→ **Exercise details**
Each entry below needs to be retyped exactly as given.

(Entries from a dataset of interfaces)
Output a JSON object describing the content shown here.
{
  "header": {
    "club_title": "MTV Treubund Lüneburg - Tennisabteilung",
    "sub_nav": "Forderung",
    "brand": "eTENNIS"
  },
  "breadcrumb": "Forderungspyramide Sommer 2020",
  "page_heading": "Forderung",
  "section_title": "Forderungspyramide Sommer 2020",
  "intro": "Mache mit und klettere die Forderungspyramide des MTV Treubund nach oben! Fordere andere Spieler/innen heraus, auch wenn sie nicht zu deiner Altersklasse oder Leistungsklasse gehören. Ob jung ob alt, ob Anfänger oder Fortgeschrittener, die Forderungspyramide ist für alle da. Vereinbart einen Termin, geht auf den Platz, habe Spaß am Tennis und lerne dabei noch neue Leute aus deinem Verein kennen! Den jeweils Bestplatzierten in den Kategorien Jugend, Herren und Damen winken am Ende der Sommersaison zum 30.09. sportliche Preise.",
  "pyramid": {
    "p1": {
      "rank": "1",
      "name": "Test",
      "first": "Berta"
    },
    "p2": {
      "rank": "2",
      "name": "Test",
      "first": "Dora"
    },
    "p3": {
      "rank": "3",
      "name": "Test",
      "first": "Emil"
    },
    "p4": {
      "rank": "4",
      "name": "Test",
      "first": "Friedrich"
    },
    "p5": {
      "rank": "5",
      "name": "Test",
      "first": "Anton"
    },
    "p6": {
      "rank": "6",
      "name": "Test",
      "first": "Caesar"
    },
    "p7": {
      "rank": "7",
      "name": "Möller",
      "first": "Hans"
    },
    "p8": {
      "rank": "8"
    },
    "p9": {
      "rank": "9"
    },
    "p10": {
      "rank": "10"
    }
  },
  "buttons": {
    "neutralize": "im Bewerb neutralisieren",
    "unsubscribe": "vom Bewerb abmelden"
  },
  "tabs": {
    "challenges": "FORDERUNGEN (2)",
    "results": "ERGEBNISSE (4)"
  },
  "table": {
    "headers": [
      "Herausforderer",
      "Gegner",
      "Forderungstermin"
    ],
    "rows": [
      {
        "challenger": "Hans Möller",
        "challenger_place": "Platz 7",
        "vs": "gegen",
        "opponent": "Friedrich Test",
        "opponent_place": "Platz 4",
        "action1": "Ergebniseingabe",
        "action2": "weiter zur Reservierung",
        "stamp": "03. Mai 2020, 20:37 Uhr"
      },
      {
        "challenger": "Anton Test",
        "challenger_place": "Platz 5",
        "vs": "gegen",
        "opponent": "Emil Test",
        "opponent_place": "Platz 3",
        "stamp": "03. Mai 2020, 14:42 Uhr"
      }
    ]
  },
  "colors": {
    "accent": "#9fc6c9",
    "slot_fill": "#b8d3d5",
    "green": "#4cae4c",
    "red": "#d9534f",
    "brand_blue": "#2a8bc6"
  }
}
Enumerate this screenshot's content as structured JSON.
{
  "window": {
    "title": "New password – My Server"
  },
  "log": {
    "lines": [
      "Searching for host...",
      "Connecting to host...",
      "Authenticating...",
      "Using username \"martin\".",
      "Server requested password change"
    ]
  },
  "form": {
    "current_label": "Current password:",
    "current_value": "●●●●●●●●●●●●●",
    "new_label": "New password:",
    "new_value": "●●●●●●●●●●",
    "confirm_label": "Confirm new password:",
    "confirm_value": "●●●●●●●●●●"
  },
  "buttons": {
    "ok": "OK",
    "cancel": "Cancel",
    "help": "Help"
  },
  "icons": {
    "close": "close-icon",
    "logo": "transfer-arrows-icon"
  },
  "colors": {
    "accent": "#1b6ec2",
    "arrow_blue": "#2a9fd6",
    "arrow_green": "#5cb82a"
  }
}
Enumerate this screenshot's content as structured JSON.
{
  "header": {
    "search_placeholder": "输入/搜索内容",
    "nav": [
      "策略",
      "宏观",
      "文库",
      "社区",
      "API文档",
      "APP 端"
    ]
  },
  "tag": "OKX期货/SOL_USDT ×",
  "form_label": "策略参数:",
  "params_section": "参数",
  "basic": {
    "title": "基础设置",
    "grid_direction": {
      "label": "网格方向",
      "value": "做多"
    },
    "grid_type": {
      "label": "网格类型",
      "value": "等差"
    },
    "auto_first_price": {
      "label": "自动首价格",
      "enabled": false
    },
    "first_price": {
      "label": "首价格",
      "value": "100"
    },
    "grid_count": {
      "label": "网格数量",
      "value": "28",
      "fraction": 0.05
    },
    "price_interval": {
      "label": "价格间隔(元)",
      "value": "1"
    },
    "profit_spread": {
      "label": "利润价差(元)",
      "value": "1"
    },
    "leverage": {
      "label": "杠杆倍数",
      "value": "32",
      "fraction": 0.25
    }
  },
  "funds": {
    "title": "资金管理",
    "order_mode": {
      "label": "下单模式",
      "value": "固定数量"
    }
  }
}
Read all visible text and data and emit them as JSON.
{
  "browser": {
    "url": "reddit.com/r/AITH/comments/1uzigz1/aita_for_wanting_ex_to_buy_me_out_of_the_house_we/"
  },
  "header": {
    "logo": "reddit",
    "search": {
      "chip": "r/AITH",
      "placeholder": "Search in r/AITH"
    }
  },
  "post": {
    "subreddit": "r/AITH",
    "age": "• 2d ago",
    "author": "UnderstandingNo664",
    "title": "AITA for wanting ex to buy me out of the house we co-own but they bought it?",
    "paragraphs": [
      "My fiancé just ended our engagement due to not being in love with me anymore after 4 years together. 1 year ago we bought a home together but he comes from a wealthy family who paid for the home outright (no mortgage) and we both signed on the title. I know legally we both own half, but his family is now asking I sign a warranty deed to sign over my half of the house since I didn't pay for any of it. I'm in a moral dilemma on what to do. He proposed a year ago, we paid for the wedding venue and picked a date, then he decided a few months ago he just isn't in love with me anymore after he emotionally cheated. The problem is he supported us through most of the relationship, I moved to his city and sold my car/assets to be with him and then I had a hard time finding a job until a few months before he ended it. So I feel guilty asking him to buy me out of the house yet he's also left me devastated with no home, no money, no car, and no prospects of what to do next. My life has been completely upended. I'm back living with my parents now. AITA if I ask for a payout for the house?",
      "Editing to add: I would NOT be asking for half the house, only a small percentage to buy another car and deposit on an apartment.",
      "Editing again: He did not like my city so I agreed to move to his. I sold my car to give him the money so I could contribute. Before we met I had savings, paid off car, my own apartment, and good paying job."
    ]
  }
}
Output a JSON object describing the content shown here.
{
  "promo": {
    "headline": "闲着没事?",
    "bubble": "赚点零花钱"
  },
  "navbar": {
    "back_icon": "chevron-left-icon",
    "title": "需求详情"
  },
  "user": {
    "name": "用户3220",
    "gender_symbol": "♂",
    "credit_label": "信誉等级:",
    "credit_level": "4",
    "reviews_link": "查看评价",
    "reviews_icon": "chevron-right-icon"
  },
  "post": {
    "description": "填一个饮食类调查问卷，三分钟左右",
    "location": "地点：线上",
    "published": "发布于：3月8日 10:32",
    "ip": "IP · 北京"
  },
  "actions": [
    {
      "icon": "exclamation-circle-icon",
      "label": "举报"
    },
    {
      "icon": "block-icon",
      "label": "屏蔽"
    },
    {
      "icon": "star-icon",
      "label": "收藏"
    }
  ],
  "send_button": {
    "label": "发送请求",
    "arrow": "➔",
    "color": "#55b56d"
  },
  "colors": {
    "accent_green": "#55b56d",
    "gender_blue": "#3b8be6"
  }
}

→ **Result**
Output a JSON object describing the content shown here.
{
  "header": {
    "club_title": "MTV Treubund Lüneburg - Tennisabteilung",
    "sub_nav": "Forderung",
    "brand": "eTENNIS"
  },
  "breadcrumb": "Forderungspyramide Sommer 2020",
  "page_heading": "Forderung",
  "section_title": "Forderungspyramide Sommer 2020",
  "intro": "Mache mit und klettere die Forderungspyramide des MTV Treubund nach oben! Fordere andere Spieler/innen heraus, auch wenn sie nicht zu deiner Altersklasse oder Leistungsklasse gehören. Ob jung ob alt, ob Anfänger oder Fortgeschrittener, die Forderungspyramide ist für alle da. Vereinbart einen Termin, geht auf den Platz, habe Spaß am Tennis und lerne dabei noch neue Leute aus deinem Verein kennen! Den jeweils Bestplatzierten in den Kategorien Jugend, Herren und Damen winken am Ende der Sommersaison zum 30.09. sportliche Preise.",
  "pyramid": {
    "p1": {
      "rank": "1",
      "name": "Test",
      "first": "Berta"
    },
    "p2": {
      "rank": "2",
      "name": "Test",
      "first": "Dora"
    },
    "p3": {
      "rank": "3",
      "name": "Test",
      "first": "Emil"
    },
    "p4": {
      "rank": "4",
      "name": "Test",
      "first": "Friedrich"
    },
    "p5": {
      "rank": "5",
      "name": "Test",
      "first": "Anton"
    },
    "p6": {
      "rank": "6",
      "name": "Test",
      "first": "Caesar"
    },
    "p7": {
      "rank": "7",
      "name": "Möller",
      "first": "Hans"
    },
    "p8": {
      "rank": "8"
    },
    "p9": {
      "rank": "9"
    },
    "p10": {
      "rank": "10"
    }
  },
  "buttons": {
    "neutralize": "im Bewerb neutralisieren",
    "unsubscribe": "vom Bewerb abmelden"
  },
  "tabs": {
    "challenges": "FORDERUNGEN (2)",
    "results": "ERGEBNISSE (4)"
  },
  "table": {
    "headers": [
      "Herausforderer",
      "Gegner",
      "Forderungstermin"
    ],
    "rows": [
      {
        "challenger": "Hans Möller",
        "challenger_place": "Platz 7",
        "vs": "gegen",
        "opponent": "Friedrich Test",
        "opponent_place": "Platz 4",
        "action1": "Ergebniseingabe",
        "action2": "weiter zur Reservierung",
        "stamp": "03. Mai 2020, 20:37 Uhr"
      },
      {
        "challenger": "Anton Test",
        "challenger_place": "Platz 5",
        "vs": "gegen",
        "opponent": "Emil Test",
        "opponent_place": "Platz 3",
        "stamp": "03. Mai 2020, 14:42 Uhr"
      }
    ]
  },
  "colors": {
    "accent": "#9fc6c9",
    "slot_fill": "#b8d3d5",
    "green": "#4cae4c",
    "red": "#d9534f",
    "brand_blue": "#2a8bc6"
  }
}
Enumerate this screenshot's content as structured JSON.
{
  "window": {
    "title": "New password – My Server"
  },
  "log": {
    "lines": [
      "Searching for host...",
      "Connecting to host...",
      "Authenticating...",
      "Using username \"martin\".",
      "Server requested password change"
    ]
  },
  "form": {
    "current_label": "Current password:",
    "current_value": "●●●●●●●●●●●●●",
    "new_label": "New password:",
    "new_value": "●●●●●●●●●●",
    "confirm_label": "Confirm new password:",
    "confirm_value": "●●●●●●●●●●"
  },
  "buttons": {
    "ok": "OK",
    "cancel": "Cancel",
    "help": "Help"
  },
  "icons": {
    "close": "close-icon",
    "logo": "transfer-arrows-icon"
  },
  "colors": {
    "accent": "#1b6ec2",
    "arrow_blue": "#2a9fd6",
    "arrow_green": "#5cb82a"
  }
}
Enumerate this screenshot's content as structured JSON.
{
  "header": {
    "search_placeholder": "输入/搜索内容",
    "nav": [
      "策略",
      "宏观",
      "文库",
      "社区",
      "API文档",
      "APP 端"
    ]
  },
  "tag": "OKX期货/SOL_USDT ×",
  "form_label": "策略参数:",
  "params_section": "参数",
  "basic": {
    "title": "基础设置",
    "grid_direction": {
      "label": "网格方向",
      "value": "做多"
    },
    "grid_type": {
      "label": "网格类型",
      "value": "等差"
    },
    "auto_first_price": {
      "label": "自动首价格",
      "enabled": false
    },
    "first_price": {
      "label": "首价格",
      "value": "100"
    },
    "grid_count": {
      "label": "网格数量",
      "value": "28",
      "fraction": 0.05
    },
    "price_interval": {
      "label": "价格间隔(元)",
      "value": "1"
    },
    "profit_spread": {
      "label": "利润价差(元)",
      "value": "1"
    },
    "leverage": {
      "label": "杠杆倍数",
      "value": "32",
      "fraction": 0.25
    }
  },
  "funds": {
    "title": "资金管理",
    "order_mode": {
      "label": "下单模式",
      "value": "固定数量"
    }
  }
}
Read all visible text and data and emit them as JSON.
{
  "browser": {
    "url": "reddit.com/r/AITH/comments/1uzigz1/aita_for_wanting_ex_to_buy_me_out_of_the_house_we/"
  },
  "header": {
    "logo": "reddit",
    "search": {
      "chip": "r/AITH",
      "placeholder": "Search in r/AITH"
    }
  },
  "post": {
    "subreddit": "r/AITH",
    "age": "• 2d ago",
    "author": "UnderstandingNo664",
    "title": "AITA for wanting ex to buy me out of the house we co-own but they bought it?",
    "paragraphs": [
      "My fiancé just ended our engagement due to not being in love with me anymore after 4 years together. 1 year ago we bought a home together but he comes from a wealthy family who paid for the home outright (no mortgage) and we both signed on the title. I know legally we both own half, but his family is now asking I sign a warranty deed to sign over my half of the house since I didn't pay for any of it. I'm in a moral dilemma on what to do. He proposed a year ago, we paid for the wedding venue and picked a date, then he decided a few months ago he just isn't in love with me anymore after he emotionally cheated. The problem is he supported us through most of the relationship, I moved to his city and sold my car/assets to be with him and then I had a hard time finding a job until a few months before he ended it. So I feel guilty asking him to buy me out of the house yet he's also left me devastated with no home, no money, no car, and no prospects of what to do next. My life has been completely upended. I'm back living with my parents now. AITA if I ask for a payout for the house?",
      "Editing to add: I would NOT be asking for half the house, only a small percentage to buy another car and deposit on an apartment.",
      "Editing again: He did not like my city so I agreed to move to his. I sold my car to give him the money so I could contribute. Before we met I had savings, paid off car, my own apartment, and good paying job."
    ]
  }
}
Output a JSON object describing the content shown here.
{
  "promo": {
    "headline": "闲着没事?",
    "bubble": "赚点零花钱"
  },
  "navbar": {
    "back_icon": "chevron-left-icon",
    "title": "需求详情"
  },
  "user": {
    "name": "用户3220",
    "gender_symbol": "♂",
    "credit_label": "信誉等级:",
    "credit_level": "4",
    "reviews_link": "查看评价",
    "reviews_icon": "chevron-right-icon"
  },
  "post": {
    "description": "填一个饮食类调查问卷，三分钟左右",
    "location": "地点：线上",
    "published": "发布于：3月8日 10:32",
    "ip": "IP · 北京"
  },
  "actions": [
    {
      "icon": "exclamation-circle-icon",
      "label": "举报"
    },
    {
      "icon": "block-icon",
      "label": "屏蔽"
    },
    {
      "icon": "star-icon",
      "label": "收藏"
    }
  ],
  "send_button": {
    "label": "发送请求",
    "arrow": "➔",
    "color": "#55b56d"
  },
  "colors": {
    "accent_green": "#55b56d",
    "gender_blue": "#3b8be6"
  }
}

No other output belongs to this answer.